### Exercise directions
The response must be a precise copy of the records that follow.

Data records for software interfaces

--

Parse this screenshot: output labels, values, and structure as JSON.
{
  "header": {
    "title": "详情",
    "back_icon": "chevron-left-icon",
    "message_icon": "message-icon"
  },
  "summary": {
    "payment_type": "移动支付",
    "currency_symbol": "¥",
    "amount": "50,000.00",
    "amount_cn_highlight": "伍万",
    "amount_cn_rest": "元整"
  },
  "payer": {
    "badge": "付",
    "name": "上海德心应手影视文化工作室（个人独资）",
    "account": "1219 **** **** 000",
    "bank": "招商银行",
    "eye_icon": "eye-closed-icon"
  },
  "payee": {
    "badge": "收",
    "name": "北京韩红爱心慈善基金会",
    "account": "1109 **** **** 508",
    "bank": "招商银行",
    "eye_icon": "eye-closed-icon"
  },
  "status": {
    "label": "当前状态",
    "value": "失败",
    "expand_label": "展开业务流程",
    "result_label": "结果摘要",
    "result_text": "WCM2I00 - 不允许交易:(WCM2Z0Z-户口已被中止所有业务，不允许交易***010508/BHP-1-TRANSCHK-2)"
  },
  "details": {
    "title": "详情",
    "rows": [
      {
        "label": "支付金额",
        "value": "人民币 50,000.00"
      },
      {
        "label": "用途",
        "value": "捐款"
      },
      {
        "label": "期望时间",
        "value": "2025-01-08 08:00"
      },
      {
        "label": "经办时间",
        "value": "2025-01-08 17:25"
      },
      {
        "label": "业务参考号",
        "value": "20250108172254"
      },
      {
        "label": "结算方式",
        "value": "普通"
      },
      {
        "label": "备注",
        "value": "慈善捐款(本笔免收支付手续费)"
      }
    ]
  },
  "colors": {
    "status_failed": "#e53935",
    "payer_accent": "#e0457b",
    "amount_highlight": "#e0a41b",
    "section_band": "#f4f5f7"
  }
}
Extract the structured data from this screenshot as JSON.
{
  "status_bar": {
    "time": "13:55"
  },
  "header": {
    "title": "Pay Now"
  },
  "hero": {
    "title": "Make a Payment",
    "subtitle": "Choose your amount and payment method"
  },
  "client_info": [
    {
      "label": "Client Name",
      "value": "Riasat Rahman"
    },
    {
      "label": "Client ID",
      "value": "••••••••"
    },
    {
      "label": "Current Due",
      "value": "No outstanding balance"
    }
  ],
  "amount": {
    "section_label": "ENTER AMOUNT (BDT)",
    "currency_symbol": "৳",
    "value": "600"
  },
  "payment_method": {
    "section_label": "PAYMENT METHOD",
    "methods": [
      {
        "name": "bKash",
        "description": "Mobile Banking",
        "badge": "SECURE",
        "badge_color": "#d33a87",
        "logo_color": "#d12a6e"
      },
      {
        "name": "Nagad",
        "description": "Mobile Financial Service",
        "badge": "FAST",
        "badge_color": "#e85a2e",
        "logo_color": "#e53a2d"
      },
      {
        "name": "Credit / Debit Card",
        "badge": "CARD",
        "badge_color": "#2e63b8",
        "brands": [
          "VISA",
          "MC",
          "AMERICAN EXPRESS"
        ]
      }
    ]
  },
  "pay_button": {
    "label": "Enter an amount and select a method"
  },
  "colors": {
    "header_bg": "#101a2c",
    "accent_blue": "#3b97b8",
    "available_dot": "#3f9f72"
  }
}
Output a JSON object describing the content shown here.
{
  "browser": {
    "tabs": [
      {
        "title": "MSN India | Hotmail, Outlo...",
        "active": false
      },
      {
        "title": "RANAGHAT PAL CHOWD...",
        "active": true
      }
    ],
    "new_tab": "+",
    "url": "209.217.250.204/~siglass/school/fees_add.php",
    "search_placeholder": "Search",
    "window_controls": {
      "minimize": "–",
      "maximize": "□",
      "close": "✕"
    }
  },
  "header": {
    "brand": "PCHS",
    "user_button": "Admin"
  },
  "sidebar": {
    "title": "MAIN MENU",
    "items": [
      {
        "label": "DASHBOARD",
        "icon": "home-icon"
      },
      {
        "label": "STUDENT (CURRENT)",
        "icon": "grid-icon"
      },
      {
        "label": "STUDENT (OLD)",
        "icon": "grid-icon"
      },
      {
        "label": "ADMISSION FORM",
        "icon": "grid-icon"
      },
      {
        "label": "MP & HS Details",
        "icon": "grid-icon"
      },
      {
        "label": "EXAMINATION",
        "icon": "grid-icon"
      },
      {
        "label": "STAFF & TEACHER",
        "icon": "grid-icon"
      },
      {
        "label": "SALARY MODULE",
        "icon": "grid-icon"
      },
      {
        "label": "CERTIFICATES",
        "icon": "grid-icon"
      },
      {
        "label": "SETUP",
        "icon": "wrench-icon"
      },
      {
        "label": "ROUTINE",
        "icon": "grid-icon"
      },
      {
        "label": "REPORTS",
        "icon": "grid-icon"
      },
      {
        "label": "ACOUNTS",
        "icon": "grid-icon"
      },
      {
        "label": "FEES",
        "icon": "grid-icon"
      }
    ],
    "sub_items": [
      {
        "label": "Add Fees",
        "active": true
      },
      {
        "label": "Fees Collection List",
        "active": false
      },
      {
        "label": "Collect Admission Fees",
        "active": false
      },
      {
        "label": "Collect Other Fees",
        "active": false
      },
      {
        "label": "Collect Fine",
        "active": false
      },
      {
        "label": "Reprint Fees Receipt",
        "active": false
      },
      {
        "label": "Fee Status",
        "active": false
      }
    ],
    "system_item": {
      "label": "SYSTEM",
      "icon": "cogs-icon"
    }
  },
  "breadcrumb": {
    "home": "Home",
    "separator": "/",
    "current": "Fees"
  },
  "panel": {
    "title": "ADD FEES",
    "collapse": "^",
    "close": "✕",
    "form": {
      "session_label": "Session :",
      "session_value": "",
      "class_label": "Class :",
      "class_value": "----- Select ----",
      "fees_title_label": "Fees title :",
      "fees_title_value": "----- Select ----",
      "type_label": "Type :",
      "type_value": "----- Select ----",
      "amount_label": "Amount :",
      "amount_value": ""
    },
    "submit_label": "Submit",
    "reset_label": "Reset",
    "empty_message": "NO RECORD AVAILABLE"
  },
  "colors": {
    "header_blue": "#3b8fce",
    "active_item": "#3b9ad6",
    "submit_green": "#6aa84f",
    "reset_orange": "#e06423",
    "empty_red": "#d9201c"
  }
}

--

### Exercise output
Parse this screenshot: output labels, values, and structure as JSON.
{
  "header": {
    "title": "详情",
    "back_icon": "chevron-left-icon",
    "message_icon": "message-icon"
  },
  "summary": {
    "payment_type": "移动支付",
    "currency_symbol": "¥",
    "amount": "50,000.00",
    "amount_cn_highlight": "伍万",
    "amount_cn_rest": "元整"
  },
  "payer": {
    "badge": "付",
    "name": "上海德心应手影视文化工作室（个人独资）",
    "account": "1219 **** **** 000",
    "bank": "招商银行",
    "eye_icon": "eye-closed-icon"
  },
  "payee": {
    "badge": "收",
    "name": "北京韩红爱心慈善基金会",
    "account": "1109 **** **** 508",
    "bank": "招商银行",
    "eye_icon": "eye-closed-icon"
  },
  "status": {
    "label": "当前状态",
    "value": "失败",
    "expand_label": "展开业务流程",
    "result_label": "结果摘要",
    "result_text": "WCM2I00 - 不允许交易:(WCM2Z0Z-户口已被中止所有业务，不允许交易***010508/BHP-1-TRANSCHK-2)"
  },
  "details": {
    "title": "详情",
    "rows": [
      {
        "label": "支付金额",
        "value": "人民币 50,000.00"
      },
      {
        "label": "用途",
        "value": "捐款"
      },
      {
        "label": "期望时间",
        "value": "2025-01-08 08:00"
      },
      {
        "label": "经办时间",
        "value": "2025-01-08 17:25"
      },
      {
        "label": "业务参考号",
        "value": "20250108172254"
      },
      {
        "label": "结算方式",
        "value": "普通"
      },
      {
        "label": "备注",
        "value": "慈善捐款(本笔免收支付手续费)"
      }
    ]
  },
  "colors": {
    "status_failed": "#e53935",
    "payer_accent": "#e0457b",
    "amount_highlight": "#e0a41b",
    "section_band": "#f4f5f7"
  }
}
Extract the structured data from this screenshot as JSON.
{
  "status_bar": {
    "time": "13:55"
  },
  "header": {
    "title": "Pay Now"
  },
  "hero": {
    "title": "Make a Payment",
    "subtitle": "Choose your amount and payment method"
  },
  "client_info": [
    {
      "label": "Client Name",
      "value": "Riasat Rahman"
    },
    {
      "label": "Client ID",
      "value": "••••••••"
    },
    {
      "label": "Current Due",
      "value": "No outstanding balance"
    }
  ],
  "amount": {
    "section_label": "ENTER AMOUNT (BDT)",
    "currency_symbol": "৳",
    "value": "600"
  },
  "payment_method": {
    "section_label": "PAYMENT METHOD",
    "methods": [
      {
        "name": "bKash",
        "description": "Mobile Banking",
        "badge": "SECURE",
        "badge_color": "#d33a87",
        "logo_color": "#d12a6e"
      },
      {
        "name": "Nagad",
        "description": "Mobile Financial Service",
        "badge": "FAST",
        "badge_color": "#e85a2e",
        "logo_color": "#e53a2d"
      },
      {
        "name": "Credit / Debit Card",
        "badge": "CARD",
        "badge_color": "#2e63b8",
        "brands": [
          "VISA",
          "MC",
          "AMERICAN EXPRESS"
        ]
      }
    ]
  },
  "pay_button": {
    "label": "Enter an amount and select a method"
  },
  "colors": {
    "header_bg": "#101a2c",
    "accent_blue": "#3b97b8",
    "available_dot": "#3f9f72"
  }
}
Output a JSON object describing the content shown here.
{
  "browser": {
    "tabs": [
      {
        "title": "MSN India | Hotmail, Outlo...",
        "active": false
      },
      {
        "title": "RANAGHAT PAL CHOWD...",
        "active": true
      }
    ],
    "new_tab": "+",
    "url": "209.217.250.204/~siglass/school/fees_add.php",
    "search_placeholder": "Search",
    "window_controls": {
      "minimize": "–",
      "maximize": "□",
      "close": "✕"
    }
  },
  "header": {
    "brand": "PCHS",
    "user_button": "Admin"
  },
  "sidebar": {
    "title": "MAIN MENU",
    "items": [
      {
        "label": "DASHBOARD",
        "icon": "home-icon"
      },
      {
        "label": "STUDENT (CURRENT)",
        "icon": "grid-icon"
      },
      {
        "label": "STUDENT (OLD)",
        "icon": "grid-icon"
      },
      {
        "label": "ADMISSION FORM",
        "icon": "grid-icon"
      },
      {
        "label": "MP & HS Details",
        "icon": "grid-icon"
      },
      {
        "label": "EXAMINATION",
        "icon": "grid-icon"
      },
      {
        "label": "STAFF & TEACHER",
        "icon": "grid-icon"
      },
      {
        "label": "SALARY MODULE",
        "icon": "grid-icon"
      },
      {
        "label": "CERTIFICATES",
        "icon": "grid-icon"
      },
      {
        "label": "SETUP",
        "icon": "wrench-icon"
      },
      {
        "label": "ROUTINE",
        "icon": "grid-icon"
      },
      {
        "label": "REPORTS",
        "icon": "grid-icon"
      },
      {
        "label": "ACOUNTS",
        "icon": "grid-icon"
      },
      {
        "label": "FEES",
        "icon": "grid-icon"
      }
    ],
    "sub_items": [
      {
        "label": "Add Fees",
        "active": true
      },
      {
        "label": "Fees Collection List",
        "active": false
      },
      {
        "label": "Collect Admission Fees",
        "active": false
      },
      {
        "label": "Collect Other Fees",
        "active": false
      },
      {
        "label": "Collect Fine",
        "active": false
      },
      {
        "label": "Reprint Fees Receipt",
        "active": false
      },
      {
        "label": "Fee Status",
        "active": false
      }
    ],
    "system_item": {
      "label": "SYSTEM",
      "icon": "cogs-icon"
    }
  },
  "breadcrumb": {
    "home": "Home",
    "separator": "/",
    "current": "Fees"
  },
  "panel": {
    "title": "ADD FEES",
    "collapse": "^",
    "close": "✕",
    "form": {
      "session_label": "Session :",
      "session_value": "",
      "class_label": "Class :",
      "class_value": "----- Select ----",
      "fees_title_label": "Fees title :",
      "fees_title_value": "----- Select ----",
      "type_label": "Type :",
      "type_value": "----- Select ----",
      "amount_label": "Amount :",
      "amount_value": ""
    },
    "submit_label": "Submit",
    "reset_label": "Reset",
    "empty_message": "NO RECORD AVAILABLE"
  },
  "colors": {
    "header_blue": "#3b8fce",
    "active_item": "#3b9ad6",
    "submit_green": "#6aa84f",
    "reset_orange": "#e06423",
    "empty_red": "#d9201c"
  }
}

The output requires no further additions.